Marion Grice, the famed senior running back, is officially out (leg) for the Pac-12 matchup, and will be replaced by sophomore D.J. Foster. In the regular-season matchup against Stanford, Grice was held to 50 yards on 17 carries with a touchdown, but on the year he leads the Sun Devils in carries, yards and touchdowns. Foster is slightly smaller than Grice, and is shifty in space -- al-a Shane Vereen with the Patriots. Foster is second on the team with 54 receptions. Don’t sleep on his rushing ability. Last week against Arizona, Foster ran for 124 yards on 23 rushes.
No Surprise here
When Stanford lines up on offense, they generally run the ball – averaging 42 rushes per game to just 23 passes. Running back Tyler Gaffney leads the team in rushing -- and No. 8 in the nation -- with 1485 rushing yards, along with a team-high 18 total touchdowns. Stanford will employ jumbo packages where they split an extra tackle or guard – last week it was All-American David Yankey – out as an extra tight end. Stanford ranks No. 26 in the nation in total rushing yards per game with 208.5. Arizona State, led by defensive tackle Will Sutton, is No. 27 defending the ground game, allowing 133.8 yards per contest.
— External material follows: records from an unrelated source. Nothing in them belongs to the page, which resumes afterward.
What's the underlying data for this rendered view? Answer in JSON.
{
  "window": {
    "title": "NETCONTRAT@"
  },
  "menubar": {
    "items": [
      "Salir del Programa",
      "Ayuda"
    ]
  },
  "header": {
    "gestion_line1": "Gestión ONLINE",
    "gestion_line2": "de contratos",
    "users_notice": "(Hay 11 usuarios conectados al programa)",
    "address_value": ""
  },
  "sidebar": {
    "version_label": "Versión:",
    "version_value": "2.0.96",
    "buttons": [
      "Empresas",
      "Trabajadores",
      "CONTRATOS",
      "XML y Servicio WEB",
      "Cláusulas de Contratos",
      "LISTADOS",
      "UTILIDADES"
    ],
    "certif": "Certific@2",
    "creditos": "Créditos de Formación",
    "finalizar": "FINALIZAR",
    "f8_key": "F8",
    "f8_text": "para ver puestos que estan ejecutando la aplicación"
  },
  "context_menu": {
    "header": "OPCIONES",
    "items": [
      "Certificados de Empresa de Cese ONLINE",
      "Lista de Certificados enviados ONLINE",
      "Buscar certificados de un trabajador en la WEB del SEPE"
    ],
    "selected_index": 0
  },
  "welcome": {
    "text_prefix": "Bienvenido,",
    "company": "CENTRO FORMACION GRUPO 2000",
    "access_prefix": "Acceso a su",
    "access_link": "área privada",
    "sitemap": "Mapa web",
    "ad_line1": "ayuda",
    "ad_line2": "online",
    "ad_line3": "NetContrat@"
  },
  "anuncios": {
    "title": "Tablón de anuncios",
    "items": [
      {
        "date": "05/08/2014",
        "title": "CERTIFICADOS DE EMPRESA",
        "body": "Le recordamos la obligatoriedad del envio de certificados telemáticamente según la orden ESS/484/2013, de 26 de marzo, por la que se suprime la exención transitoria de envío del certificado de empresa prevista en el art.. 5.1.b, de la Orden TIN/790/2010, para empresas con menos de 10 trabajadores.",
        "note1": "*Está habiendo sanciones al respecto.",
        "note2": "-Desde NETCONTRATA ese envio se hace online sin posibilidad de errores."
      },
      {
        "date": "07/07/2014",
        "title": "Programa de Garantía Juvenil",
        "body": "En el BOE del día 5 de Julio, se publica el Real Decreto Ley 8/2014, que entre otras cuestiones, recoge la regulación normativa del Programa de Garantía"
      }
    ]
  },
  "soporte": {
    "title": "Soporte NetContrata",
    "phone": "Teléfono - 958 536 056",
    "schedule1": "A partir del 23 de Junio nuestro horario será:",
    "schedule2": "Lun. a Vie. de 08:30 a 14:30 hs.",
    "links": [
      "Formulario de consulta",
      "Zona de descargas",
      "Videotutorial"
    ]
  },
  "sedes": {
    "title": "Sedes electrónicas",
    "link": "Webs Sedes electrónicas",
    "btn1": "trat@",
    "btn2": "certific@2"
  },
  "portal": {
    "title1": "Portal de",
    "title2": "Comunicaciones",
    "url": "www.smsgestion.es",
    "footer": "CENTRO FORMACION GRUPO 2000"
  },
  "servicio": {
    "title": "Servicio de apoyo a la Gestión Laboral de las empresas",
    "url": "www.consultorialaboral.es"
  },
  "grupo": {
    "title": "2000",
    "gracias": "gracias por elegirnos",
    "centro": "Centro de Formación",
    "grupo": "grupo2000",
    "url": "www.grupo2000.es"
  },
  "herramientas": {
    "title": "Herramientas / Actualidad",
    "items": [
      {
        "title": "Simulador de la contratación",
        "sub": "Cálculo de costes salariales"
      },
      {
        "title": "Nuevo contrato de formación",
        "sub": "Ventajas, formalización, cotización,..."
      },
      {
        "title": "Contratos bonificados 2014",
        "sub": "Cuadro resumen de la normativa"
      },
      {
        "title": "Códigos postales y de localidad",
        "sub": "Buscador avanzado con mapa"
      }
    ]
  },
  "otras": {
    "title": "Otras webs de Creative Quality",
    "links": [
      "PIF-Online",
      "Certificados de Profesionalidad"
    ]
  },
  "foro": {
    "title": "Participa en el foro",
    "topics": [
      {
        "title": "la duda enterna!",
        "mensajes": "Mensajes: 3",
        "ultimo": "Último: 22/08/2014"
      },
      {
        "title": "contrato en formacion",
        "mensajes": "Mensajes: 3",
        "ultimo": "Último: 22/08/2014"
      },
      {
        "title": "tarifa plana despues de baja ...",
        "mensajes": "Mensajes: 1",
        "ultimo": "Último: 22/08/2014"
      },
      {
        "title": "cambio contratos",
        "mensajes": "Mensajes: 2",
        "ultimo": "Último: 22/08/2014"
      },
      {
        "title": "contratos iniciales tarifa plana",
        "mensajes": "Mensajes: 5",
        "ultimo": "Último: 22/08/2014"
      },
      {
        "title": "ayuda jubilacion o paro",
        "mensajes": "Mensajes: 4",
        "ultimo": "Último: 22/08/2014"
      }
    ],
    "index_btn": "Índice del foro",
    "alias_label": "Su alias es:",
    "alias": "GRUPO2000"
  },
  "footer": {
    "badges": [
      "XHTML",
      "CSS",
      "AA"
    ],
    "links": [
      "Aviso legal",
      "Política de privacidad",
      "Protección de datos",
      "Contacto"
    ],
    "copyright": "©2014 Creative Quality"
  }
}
Fast pace devil offense
The Sun Devils have averaged 44 points per game over their current seven-game win streak, that includes wins against ranked opponents UCLA and Washington. The Pac-12 South champions will utilize three and four wide receiver sets in their spread-based offense, counting on quarterback Taylor Kelly to make quick decisions passing and running – Kelly is second on the team with 437 rush yards. Overall the redshirt junior quarterback has played well, but he has been susceptible to interceptions, throwing at least one pick in eight of the team’s 11 games against FBS opponents.
The Cardinal defense has been dominant this year, limiting opponents to a mere 19 points per game -- No. 12 in the country. The defense is led by two linebackers Shayne Skov and Trent Murphy. Skov leads the team with 91 tackles and will be essential in slowing down the Devil offense. Up front, the Cardinal defense bodes two massive defensive ends – Henry Anderson and Josh Mauro – both of whom help limit opponents to 87.3 rush yards a game, good for the third least in America.
Matchup: Finkenberg vs. Murphy
The Stanford linebacker struggled last week against future NFL lineman Zack Martin, with just two tackles. Prior to last week no one has slowed the senior, as he leads all of FBS football with 13 sacks. Finkenberg, a senior, has been a four-year starter for the Sun Devils at right guard and now left tackle. The former high school baseball standout is athletic and well-versed in blocking top-tier pass rushers – previously facing J.J. Watt, Cameron Jordan, Dion Jordan among others. Earlier this week Finkenberg was voted First Team All-Pac-12 by the conference's coaches.
Matchup: Montgomery vs. ASU secondary
The 6-foot-two, 215-pound Ty Montgomery has been the go-to playmaker for the Stanford offense in 2013. The receiver leads the team with 53 receptions, 868 yards and nine touchdowns which includes a five catch, 160 yard, five touchdown performance in the “Big Game”. In his previous contest versus Arizona State, Montgomery had four receptions for 62 yards and two touchdowns. The Sun Devil secondary will look to stop the standout junior on Saturday. Arizona State limits opponents to 217.2 passing yards a game and just 6.75 yards per attempt.